*** Block opens ***
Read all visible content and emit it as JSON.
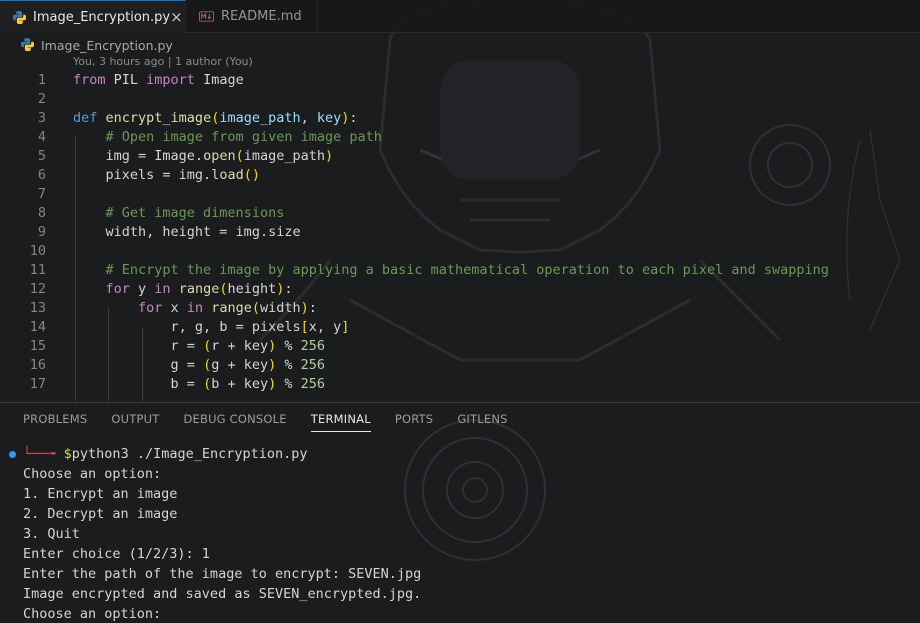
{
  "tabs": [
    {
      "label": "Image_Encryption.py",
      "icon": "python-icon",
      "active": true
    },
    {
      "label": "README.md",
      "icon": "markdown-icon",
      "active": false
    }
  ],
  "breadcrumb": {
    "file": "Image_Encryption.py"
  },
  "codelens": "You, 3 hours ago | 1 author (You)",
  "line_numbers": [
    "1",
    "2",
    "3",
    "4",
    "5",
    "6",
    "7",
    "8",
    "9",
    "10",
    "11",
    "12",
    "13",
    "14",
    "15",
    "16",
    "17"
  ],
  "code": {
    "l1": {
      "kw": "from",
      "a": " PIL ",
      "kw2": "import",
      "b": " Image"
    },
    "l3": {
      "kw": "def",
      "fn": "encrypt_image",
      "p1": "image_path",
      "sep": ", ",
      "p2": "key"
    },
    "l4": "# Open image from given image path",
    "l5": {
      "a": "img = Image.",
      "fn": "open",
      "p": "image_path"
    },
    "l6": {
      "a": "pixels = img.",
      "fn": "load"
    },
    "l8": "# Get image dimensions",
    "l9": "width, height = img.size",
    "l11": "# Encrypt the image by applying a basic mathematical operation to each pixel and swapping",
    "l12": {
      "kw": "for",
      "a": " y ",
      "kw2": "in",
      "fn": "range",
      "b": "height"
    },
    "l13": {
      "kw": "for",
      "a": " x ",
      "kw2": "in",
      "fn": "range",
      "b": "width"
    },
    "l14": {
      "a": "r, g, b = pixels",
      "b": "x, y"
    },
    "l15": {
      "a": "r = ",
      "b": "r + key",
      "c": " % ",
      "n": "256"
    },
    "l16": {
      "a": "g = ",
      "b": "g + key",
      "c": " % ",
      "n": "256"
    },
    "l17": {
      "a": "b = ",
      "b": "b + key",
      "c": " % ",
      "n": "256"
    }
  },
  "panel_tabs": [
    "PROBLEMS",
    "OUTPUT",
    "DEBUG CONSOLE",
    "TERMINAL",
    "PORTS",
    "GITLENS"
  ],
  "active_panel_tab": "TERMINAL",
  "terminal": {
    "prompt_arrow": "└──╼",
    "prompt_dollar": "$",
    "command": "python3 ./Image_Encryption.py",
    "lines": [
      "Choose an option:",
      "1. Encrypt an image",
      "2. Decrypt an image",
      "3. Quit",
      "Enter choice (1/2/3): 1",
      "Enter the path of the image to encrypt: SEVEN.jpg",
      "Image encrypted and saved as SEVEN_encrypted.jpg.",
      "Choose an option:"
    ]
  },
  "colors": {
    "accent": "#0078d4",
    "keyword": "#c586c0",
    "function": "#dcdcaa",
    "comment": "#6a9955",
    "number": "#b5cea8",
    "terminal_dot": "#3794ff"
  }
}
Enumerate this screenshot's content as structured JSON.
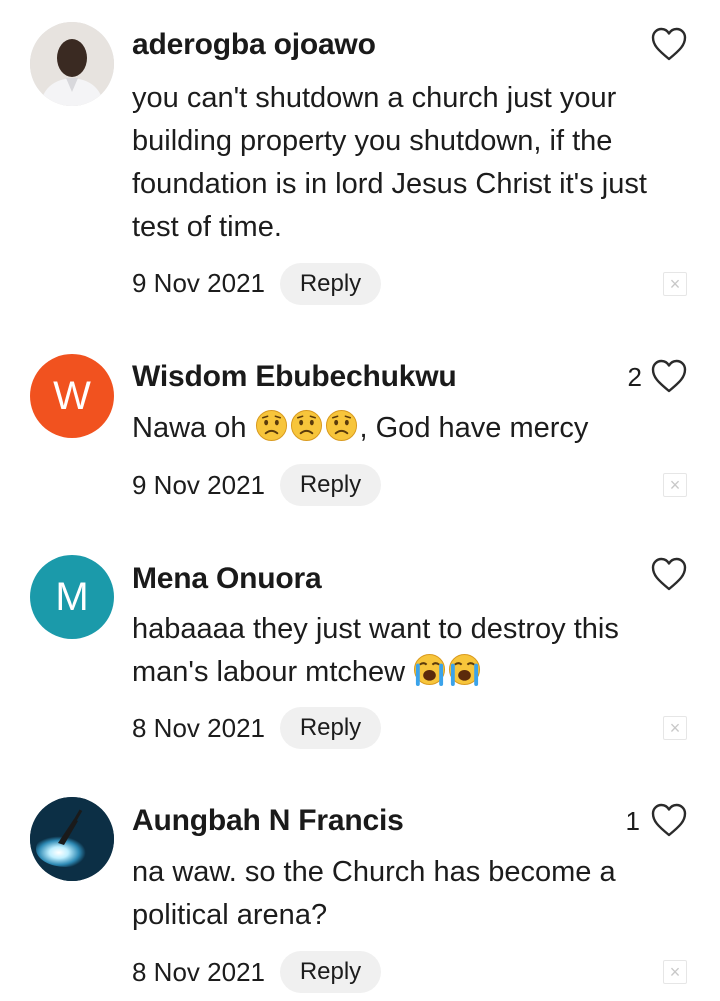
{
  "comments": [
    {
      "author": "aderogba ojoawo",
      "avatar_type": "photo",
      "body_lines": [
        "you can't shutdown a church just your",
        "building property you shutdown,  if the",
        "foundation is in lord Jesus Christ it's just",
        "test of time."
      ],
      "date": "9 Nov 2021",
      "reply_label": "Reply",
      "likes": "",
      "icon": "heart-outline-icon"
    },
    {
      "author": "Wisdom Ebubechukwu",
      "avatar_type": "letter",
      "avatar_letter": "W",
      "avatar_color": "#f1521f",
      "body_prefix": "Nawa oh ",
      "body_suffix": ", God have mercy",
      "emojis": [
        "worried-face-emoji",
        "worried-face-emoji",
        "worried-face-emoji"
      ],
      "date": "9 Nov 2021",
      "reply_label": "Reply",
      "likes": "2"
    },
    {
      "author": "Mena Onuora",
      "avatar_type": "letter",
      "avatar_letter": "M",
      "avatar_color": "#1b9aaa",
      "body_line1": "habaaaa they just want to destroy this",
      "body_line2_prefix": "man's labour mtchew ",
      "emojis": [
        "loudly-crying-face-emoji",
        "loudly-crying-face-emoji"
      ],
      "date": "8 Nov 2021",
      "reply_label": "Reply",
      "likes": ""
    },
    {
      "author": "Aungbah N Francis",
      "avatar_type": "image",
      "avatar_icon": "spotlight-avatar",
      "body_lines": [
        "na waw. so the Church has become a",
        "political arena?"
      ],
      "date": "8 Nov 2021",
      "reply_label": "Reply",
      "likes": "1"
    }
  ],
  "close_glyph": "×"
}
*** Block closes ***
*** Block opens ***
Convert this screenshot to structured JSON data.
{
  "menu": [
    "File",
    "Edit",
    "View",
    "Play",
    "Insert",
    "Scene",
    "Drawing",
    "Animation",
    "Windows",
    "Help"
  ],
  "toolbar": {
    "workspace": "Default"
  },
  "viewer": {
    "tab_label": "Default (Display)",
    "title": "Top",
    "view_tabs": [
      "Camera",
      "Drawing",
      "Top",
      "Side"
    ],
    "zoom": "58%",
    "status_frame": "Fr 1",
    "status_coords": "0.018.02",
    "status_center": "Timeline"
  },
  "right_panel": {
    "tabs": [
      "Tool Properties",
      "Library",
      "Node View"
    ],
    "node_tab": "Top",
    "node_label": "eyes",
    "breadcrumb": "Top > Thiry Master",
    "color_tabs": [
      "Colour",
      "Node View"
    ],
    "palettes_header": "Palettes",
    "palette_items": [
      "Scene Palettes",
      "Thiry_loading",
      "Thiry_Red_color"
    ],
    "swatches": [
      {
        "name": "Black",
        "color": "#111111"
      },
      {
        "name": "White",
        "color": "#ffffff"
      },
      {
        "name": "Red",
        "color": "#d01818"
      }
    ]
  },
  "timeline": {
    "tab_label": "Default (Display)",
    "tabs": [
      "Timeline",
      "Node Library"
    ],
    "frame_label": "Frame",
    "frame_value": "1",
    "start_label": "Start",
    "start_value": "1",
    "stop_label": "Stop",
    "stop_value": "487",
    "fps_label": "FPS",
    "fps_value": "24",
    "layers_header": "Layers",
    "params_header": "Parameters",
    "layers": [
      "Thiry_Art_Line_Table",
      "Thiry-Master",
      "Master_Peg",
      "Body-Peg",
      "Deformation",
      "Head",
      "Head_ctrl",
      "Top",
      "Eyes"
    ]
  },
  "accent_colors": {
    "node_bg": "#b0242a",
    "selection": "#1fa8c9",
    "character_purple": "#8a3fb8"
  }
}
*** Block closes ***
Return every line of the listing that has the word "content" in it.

## [Written solution]
Read all visible content and emit it as JSON.
Enumerate this screenshot's content as structured JSON.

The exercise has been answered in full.